__WHAT YOU HAVE TO DO__. Show all the lines in the data below that include the word "title".

##### SUPPLIED DATA

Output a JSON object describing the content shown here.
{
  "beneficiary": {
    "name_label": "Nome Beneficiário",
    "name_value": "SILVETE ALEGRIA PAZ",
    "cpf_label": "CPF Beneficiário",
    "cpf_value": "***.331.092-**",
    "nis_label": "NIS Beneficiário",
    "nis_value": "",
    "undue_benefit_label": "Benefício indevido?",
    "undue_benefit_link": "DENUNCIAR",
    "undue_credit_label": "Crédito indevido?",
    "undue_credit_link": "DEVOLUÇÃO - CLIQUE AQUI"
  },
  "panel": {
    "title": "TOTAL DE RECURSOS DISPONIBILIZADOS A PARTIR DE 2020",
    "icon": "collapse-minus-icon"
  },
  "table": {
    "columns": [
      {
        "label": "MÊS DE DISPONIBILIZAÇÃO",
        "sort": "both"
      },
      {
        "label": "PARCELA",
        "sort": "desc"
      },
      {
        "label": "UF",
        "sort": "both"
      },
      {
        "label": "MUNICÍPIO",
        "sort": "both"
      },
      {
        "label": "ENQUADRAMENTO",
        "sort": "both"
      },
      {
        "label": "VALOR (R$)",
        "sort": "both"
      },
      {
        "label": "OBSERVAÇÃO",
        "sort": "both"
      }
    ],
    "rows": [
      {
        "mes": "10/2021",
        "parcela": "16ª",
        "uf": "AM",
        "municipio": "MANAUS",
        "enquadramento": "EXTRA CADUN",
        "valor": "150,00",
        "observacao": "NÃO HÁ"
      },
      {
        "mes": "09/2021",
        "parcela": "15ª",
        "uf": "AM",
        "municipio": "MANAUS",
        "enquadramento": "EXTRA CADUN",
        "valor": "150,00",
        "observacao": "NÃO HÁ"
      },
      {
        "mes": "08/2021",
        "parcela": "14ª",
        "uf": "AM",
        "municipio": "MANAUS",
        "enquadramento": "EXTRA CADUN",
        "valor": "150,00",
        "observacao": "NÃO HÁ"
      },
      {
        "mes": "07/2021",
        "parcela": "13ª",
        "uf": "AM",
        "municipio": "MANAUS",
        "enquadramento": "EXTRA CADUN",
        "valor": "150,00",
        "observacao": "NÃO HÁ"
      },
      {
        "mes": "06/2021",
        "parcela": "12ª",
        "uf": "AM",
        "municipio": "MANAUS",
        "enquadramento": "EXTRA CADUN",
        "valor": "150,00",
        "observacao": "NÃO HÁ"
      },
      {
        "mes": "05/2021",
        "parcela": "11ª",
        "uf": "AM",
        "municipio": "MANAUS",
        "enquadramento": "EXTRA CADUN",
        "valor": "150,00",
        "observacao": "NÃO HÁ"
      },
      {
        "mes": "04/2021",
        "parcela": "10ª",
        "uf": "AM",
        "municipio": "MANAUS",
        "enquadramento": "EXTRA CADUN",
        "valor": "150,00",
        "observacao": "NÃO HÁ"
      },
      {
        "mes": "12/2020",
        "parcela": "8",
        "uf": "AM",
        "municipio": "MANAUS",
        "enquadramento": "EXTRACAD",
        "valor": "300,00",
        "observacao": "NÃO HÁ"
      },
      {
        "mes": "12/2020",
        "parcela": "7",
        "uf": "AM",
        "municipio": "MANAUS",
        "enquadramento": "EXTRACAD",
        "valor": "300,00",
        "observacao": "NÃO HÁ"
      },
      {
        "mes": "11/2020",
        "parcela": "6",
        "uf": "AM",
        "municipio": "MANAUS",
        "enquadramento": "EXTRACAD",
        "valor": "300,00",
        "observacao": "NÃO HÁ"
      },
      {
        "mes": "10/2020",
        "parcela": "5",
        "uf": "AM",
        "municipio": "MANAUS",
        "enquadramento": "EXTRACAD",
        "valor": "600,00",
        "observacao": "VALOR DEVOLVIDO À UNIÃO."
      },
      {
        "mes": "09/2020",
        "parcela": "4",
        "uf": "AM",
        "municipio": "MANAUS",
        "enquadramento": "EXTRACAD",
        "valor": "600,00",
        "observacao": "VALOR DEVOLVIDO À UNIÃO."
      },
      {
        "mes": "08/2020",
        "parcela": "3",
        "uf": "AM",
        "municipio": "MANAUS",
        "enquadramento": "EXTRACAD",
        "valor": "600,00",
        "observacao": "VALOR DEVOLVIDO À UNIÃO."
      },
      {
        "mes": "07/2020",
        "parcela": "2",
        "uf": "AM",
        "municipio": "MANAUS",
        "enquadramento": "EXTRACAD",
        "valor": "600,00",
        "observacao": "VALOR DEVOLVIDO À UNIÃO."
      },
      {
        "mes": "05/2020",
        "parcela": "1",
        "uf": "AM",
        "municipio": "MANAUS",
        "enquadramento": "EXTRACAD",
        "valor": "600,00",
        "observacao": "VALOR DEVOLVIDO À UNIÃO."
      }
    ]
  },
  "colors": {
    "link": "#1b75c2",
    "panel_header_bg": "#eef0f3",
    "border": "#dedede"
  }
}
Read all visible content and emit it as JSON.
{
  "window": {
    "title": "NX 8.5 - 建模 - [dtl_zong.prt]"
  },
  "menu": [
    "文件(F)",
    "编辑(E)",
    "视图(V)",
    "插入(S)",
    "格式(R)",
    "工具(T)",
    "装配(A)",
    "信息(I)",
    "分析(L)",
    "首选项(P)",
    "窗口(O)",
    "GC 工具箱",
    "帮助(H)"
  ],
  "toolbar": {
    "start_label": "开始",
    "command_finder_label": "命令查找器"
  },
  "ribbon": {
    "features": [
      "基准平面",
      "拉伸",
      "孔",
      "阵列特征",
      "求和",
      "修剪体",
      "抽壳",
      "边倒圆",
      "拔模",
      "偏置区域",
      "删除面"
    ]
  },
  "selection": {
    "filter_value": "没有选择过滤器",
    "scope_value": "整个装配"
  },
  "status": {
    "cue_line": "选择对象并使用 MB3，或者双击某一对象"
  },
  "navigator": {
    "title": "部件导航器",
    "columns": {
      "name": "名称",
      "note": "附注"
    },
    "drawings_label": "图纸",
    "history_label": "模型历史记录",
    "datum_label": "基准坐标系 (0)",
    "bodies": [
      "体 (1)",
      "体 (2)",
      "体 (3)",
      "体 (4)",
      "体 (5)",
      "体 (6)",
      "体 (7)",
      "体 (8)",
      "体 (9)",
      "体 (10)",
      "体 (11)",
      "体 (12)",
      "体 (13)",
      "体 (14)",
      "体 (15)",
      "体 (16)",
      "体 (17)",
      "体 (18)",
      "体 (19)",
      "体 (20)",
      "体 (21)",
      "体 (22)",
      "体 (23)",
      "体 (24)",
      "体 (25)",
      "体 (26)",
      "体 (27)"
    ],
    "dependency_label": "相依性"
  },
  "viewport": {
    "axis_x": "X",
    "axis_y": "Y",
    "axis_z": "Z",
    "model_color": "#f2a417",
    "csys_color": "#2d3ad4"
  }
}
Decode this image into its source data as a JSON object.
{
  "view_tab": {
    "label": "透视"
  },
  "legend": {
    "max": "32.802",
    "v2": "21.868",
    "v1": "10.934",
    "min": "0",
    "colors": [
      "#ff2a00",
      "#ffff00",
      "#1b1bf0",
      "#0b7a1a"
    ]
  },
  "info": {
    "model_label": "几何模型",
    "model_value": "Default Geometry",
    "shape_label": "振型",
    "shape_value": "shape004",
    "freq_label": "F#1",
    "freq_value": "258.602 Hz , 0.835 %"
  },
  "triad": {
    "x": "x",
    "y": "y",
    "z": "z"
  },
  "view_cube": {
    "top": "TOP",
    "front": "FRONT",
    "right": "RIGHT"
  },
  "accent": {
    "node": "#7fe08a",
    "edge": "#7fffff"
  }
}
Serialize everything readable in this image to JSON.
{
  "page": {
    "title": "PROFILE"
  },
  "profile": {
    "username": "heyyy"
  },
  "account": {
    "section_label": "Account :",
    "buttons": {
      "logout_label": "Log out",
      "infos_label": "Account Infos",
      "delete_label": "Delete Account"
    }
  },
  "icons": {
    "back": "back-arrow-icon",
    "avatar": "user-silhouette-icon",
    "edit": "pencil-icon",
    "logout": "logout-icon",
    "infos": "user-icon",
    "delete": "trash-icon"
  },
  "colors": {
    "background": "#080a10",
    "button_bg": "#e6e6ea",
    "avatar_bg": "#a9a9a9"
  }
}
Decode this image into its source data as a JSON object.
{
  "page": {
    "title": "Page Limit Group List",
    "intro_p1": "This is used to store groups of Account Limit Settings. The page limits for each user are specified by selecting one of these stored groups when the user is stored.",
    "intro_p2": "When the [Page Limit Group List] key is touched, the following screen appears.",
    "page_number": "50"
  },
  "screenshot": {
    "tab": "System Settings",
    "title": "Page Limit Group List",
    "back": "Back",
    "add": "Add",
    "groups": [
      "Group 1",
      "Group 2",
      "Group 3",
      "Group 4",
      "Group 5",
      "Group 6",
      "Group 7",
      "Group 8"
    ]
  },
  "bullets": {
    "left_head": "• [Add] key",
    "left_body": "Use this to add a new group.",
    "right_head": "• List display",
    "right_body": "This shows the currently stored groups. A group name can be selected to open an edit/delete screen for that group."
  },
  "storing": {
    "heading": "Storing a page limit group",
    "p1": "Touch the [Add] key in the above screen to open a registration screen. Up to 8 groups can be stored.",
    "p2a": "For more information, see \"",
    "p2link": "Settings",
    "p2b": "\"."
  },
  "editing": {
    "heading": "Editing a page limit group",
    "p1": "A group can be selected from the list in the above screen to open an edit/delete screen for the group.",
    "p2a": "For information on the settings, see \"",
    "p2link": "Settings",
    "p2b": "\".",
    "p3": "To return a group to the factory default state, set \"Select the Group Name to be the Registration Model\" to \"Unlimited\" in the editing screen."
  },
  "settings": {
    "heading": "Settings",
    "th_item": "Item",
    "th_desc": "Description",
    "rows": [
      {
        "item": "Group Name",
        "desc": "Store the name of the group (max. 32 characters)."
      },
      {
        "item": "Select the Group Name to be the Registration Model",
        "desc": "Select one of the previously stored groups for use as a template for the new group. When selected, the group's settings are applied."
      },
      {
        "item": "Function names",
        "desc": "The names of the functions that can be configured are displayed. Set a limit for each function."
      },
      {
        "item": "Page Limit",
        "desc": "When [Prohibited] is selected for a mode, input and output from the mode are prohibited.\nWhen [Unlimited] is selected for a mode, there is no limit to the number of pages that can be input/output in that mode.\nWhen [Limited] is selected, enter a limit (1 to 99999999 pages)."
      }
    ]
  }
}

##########

__COMPLETED TASK__.
    "title": "TOTAL DE RECURSOS DISPONIBILIZADOS A PARTIR DE 2020",
    "title": "NX 8.5 - 建模 - [dtl_zong.prt]"
    "title": "部件导航器",
    "title": "PROFILE"
    "title": "Page Limit Group List",
    "title": "Page Limit Group List",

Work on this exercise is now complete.